« Reply #14 on: August 21, 2006, 08:54:31 PM »
My parents used to live up on a mountaintop in Boulder, Colorado.  The elevation where they were at was close to 9,500 ft MSL.  It would take a few days at least for me to adjust going out there as I live in St. Louis, Missouri, in an area only about 450 to 500 ft MSL on average.  After you get used to it, which to fully do can take considerably longer than a few days, it's easily tollerated.

I would be wary of flying without O2 up there even if under 12,500 though for any length of time.  It certainlay can't hurt to have supplemental oxygen on when at an altitude significantly higher than what one is used to normally.

I've also been in an unpressurized aircraft as a passenger at 13,000 feet MSL on one occassion.  It was not a pleasant experience!  You know how the FAA rules read that the pilot has to have oxygen, but no real requirement for the passengers is there if you're below 14,000?  Granted, the FAA wants to make sure the pilot can fly the plane properly.... but they obviously don't care if your passengers are literally blue in the face  :o ::) ;D   
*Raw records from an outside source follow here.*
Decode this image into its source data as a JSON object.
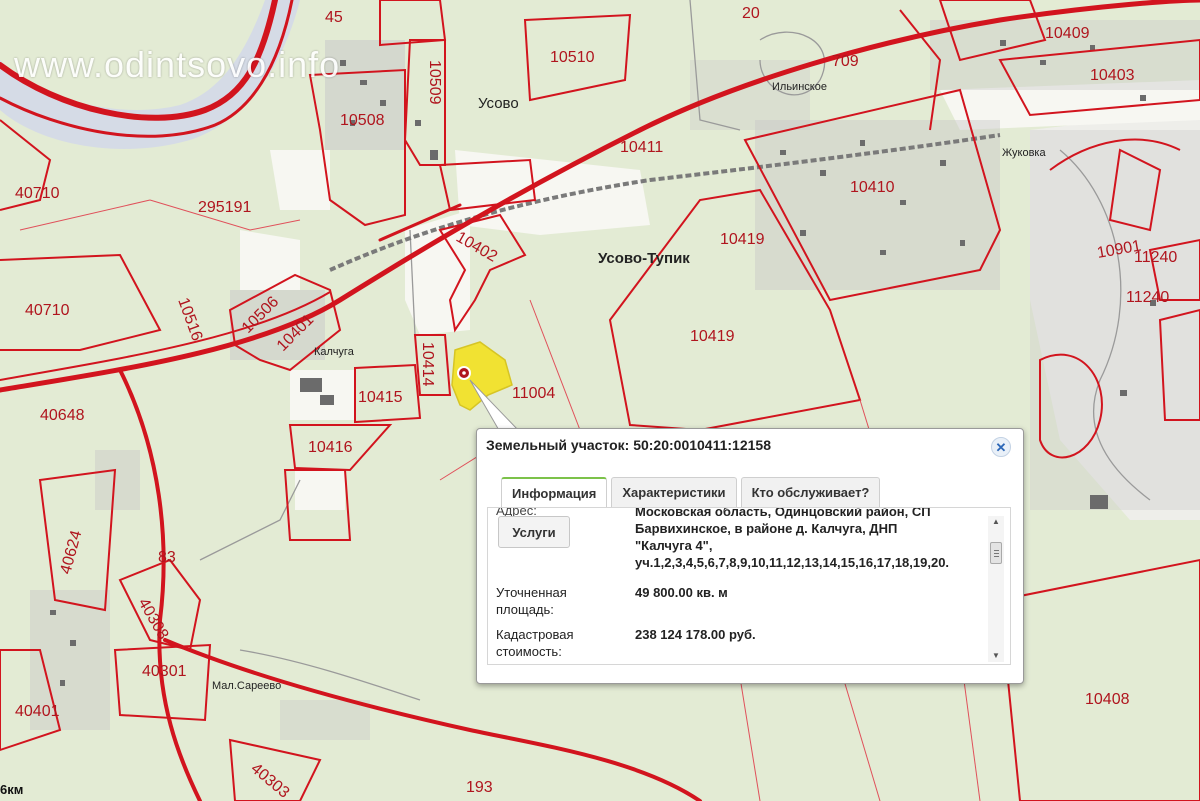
{
  "watermark": "www.odintsovo.info",
  "map": {
    "scale_label": "6км",
    "road_label": "20",
    "places": {
      "usovo": "Усово",
      "usovo_tupik": "Усово-Тупик",
      "ilinskoe": "Ильинское",
      "zhukovka": "Жуковка",
      "kalchuga": "Калчуга",
      "mal_sareevo": "Мал.Сареево"
    },
    "parcels": {
      "p10510": "10510",
      "p10509": "10509",
      "p10508": "10508",
      "p10411": "10411",
      "p10409": "10409",
      "p10403": "10403",
      "p709": "709",
      "p45": "45",
      "p40710a": "40710",
      "p40710b": "40710",
      "p295191": "295191",
      "p10402": "10402",
      "p10419a": "10419",
      "p10419b": "10419",
      "p10410": "10410",
      "p10506": "10506",
      "p10401": "10401",
      "p10516": "10516",
      "p10414": "10414",
      "p10415": "10415",
      "p11004": "11004",
      "p40648": "40648",
      "p10416": "10416",
      "p40624": "40624",
      "p83": "83",
      "p40308": "40308",
      "p40301": "40301",
      "p40401": "40401",
      "p40303": "40303",
      "p193": "193",
      "p10408": "10408",
      "p10901": "10901",
      "p11240a": "11240",
      "p11240b": "11240"
    }
  },
  "popup": {
    "title": "Земельный участок: 50:20:0010411:12158",
    "close_symbol": "✕",
    "tabs": [
      "Информация",
      "Характеристики",
      "Кто обслуживает?"
    ],
    "address_label": "Адрес:",
    "address_lines": [
      "Московская область, Одинцовский район, СП",
      "Барвихинское, в районе д. Калчуга, ДНП",
      "\"Калчуга 4\",",
      "уч.1,2,3,4,5,6,7,8,9,10,11,12,13,14,15,16,17,18,19,20."
    ],
    "services_button": "Услуги",
    "rows": [
      {
        "label": "Уточненная площадь:",
        "value": "49 800.00 кв. м"
      },
      {
        "label": "Кадастровая стоимость:",
        "value": "238 124 178.00 руб."
      }
    ]
  },
  "colors": {
    "boundary": "#d2141e",
    "river": "#d8dde8",
    "background": "#e4ecd6",
    "highlight": "#f2e22a",
    "tab_accent": "#7cc24a"
  }
}
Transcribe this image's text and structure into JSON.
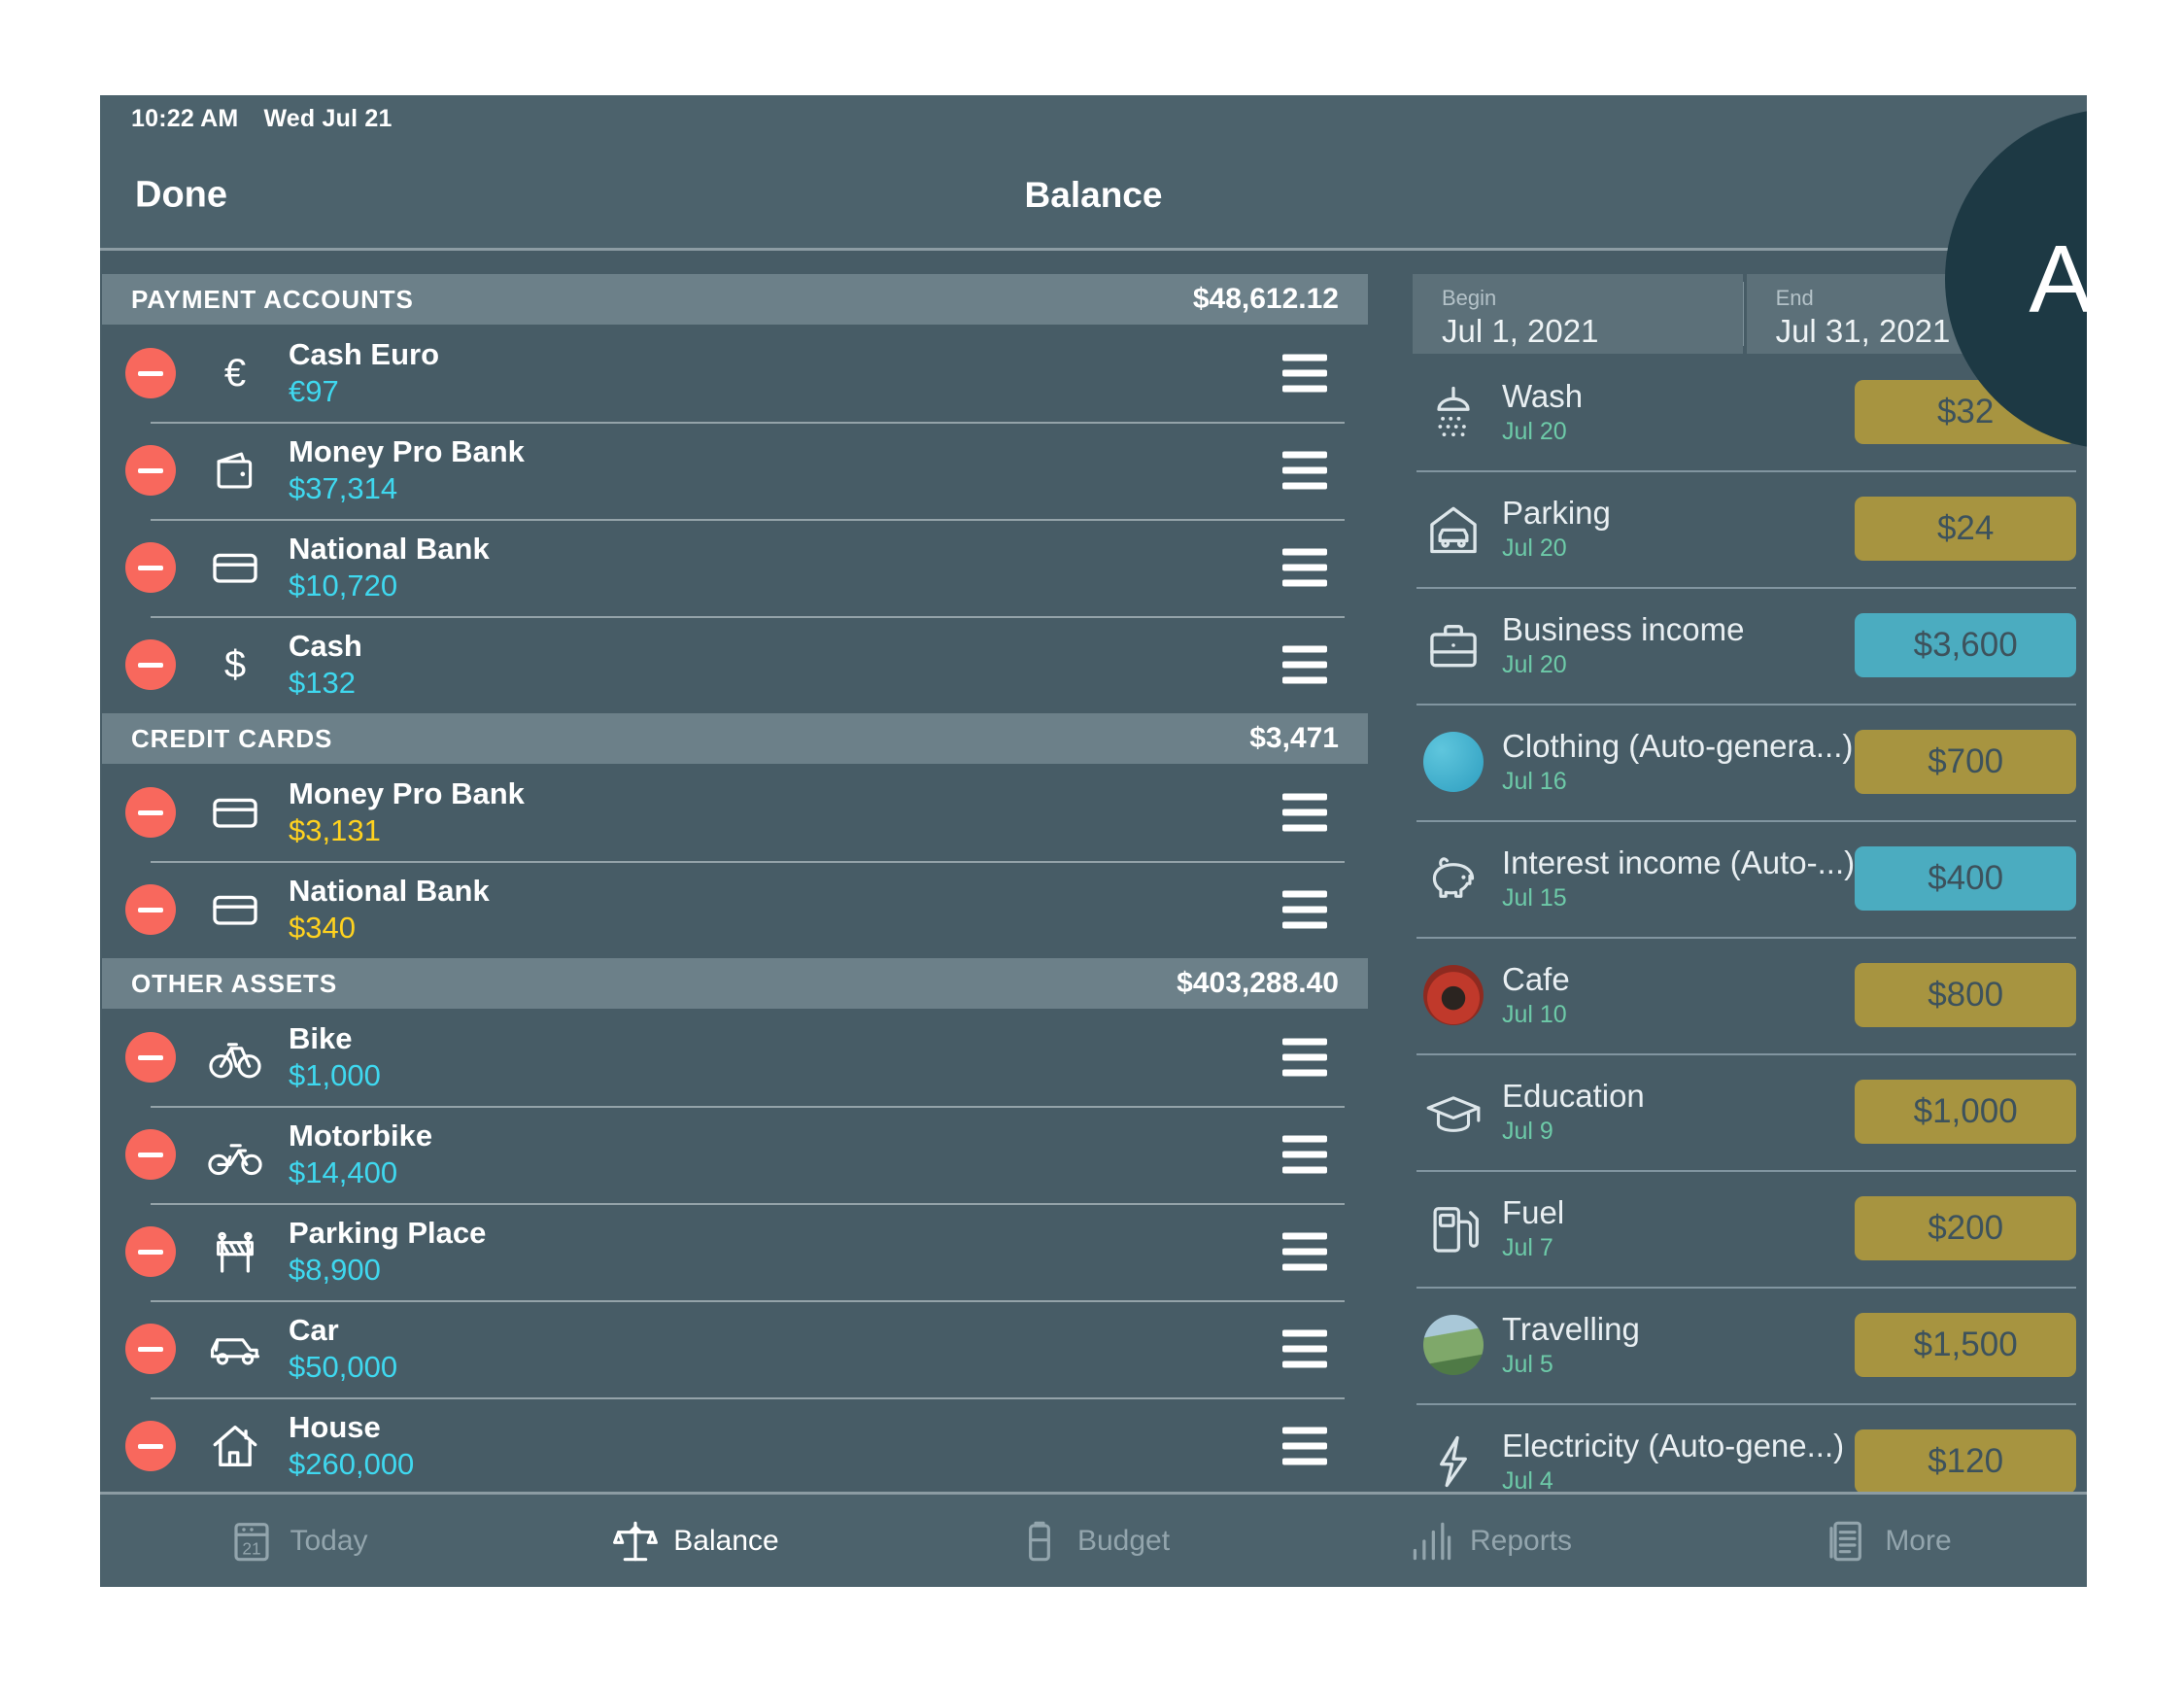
{
  "statusbar": {
    "time": "10:22 AM",
    "date": "Wed Jul 21"
  },
  "navbar": {
    "done_label": "Done",
    "title": "Balance"
  },
  "add_button": {
    "label": "Add",
    "color": "#1d3944"
  },
  "colors": {
    "app_bg": "#475c66",
    "bar_bg": "#4c626c",
    "section_header_bg": "#6c8089",
    "positive_amount": "#3fd8ef",
    "debt_amount": "#ffd21f",
    "minus_button": "#f8685d",
    "expense_badge": "#a79440",
    "income_badge": "#4bacc0",
    "tx_date": "#6dcaa8"
  },
  "sections": [
    {
      "title": "PAYMENT ACCOUNTS",
      "total": "$48,612.12",
      "rows": [
        {
          "name": "Cash Euro",
          "amount": "€97",
          "kind": "pos",
          "icon": "euro-icon"
        },
        {
          "name": "Money Pro Bank",
          "amount": "$37,314",
          "kind": "pos",
          "icon": "wallet-icon"
        },
        {
          "name": "National Bank",
          "amount": "$10,720",
          "kind": "pos",
          "icon": "credit-card-icon"
        },
        {
          "name": "Cash",
          "amount": "$132",
          "kind": "pos",
          "icon": "dollar-icon"
        }
      ]
    },
    {
      "title": "CREDIT CARDS",
      "total": "$3,471",
      "rows": [
        {
          "name": "Money Pro Bank",
          "amount": "$3,131",
          "kind": "debt",
          "icon": "credit-card-icon"
        },
        {
          "name": "National Bank",
          "amount": "$340",
          "kind": "debt",
          "icon": "credit-card-icon"
        }
      ]
    },
    {
      "title": "OTHER ASSETS",
      "total": "$403,288.40",
      "rows": [
        {
          "name": "Bike",
          "amount": "$1,000",
          "kind": "pos",
          "icon": "bicycle-icon"
        },
        {
          "name": "Motorbike",
          "amount": "$14,400",
          "kind": "pos",
          "icon": "motorbike-icon"
        },
        {
          "name": "Parking Place",
          "amount": "$8,900",
          "kind": "pos",
          "icon": "barrier-icon"
        },
        {
          "name": "Car",
          "amount": "$50,000",
          "kind": "pos",
          "icon": "car-icon"
        },
        {
          "name": "House",
          "amount": "$260,000",
          "kind": "pos",
          "icon": "house-icon"
        }
      ]
    }
  ],
  "date_range": {
    "begin_label": "Begin",
    "begin_value": "Jul 1, 2021",
    "end_label": "End",
    "end_value": "Jul 31, 2021"
  },
  "transactions": [
    {
      "name": "Wash",
      "date": "Jul 20",
      "amount": "$32",
      "type": "expense",
      "icon": "shower-icon"
    },
    {
      "name": "Parking",
      "date": "Jul 20",
      "amount": "$24",
      "type": "expense",
      "icon": "garage-icon"
    },
    {
      "name": "Business income",
      "date": "Jul 20",
      "amount": "$3,600",
      "type": "income",
      "icon": "briefcase-icon"
    },
    {
      "name": "Clothing (Auto-genera...)",
      "date": "Jul 16",
      "amount": "$700",
      "type": "expense",
      "icon": "clothing-photo-icon"
    },
    {
      "name": "Interest income (Auto-...)",
      "date": "Jul 15",
      "amount": "$400",
      "type": "income",
      "icon": "piggy-bank-icon"
    },
    {
      "name": "Cafe",
      "date": "Jul 10",
      "amount": "$800",
      "type": "expense",
      "icon": "coffee-photo-icon"
    },
    {
      "name": "Education",
      "date": "Jul 9",
      "amount": "$1,000",
      "type": "expense",
      "icon": "graduation-cap-icon"
    },
    {
      "name": "Fuel",
      "date": "Jul 7",
      "amount": "$200",
      "type": "expense",
      "icon": "fuel-pump-icon"
    },
    {
      "name": "Travelling",
      "date": "Jul 5",
      "amount": "$1,500",
      "type": "expense",
      "icon": "travel-photo-icon"
    },
    {
      "name": "Electricity (Auto-gene...)",
      "date": "Jul 4",
      "amount": "$120",
      "type": "expense",
      "icon": "lightning-icon"
    }
  ],
  "tabs": [
    {
      "label": "Today",
      "icon": "calendar-icon",
      "active": false
    },
    {
      "label": "Balance",
      "icon": "scales-icon",
      "active": true
    },
    {
      "label": "Budget",
      "icon": "battery-icon",
      "active": false
    },
    {
      "label": "Reports",
      "icon": "bar-chart-icon",
      "active": false
    },
    {
      "label": "More",
      "icon": "list-icon",
      "active": false
    }
  ]
}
I guess the old saying is true about the FAA...."We're not happy until you're not happy!"   ;D
We're going to have to come in pretty low!  It's just one of those things you have to do... when you land!  -- Ted Striker - Airplane!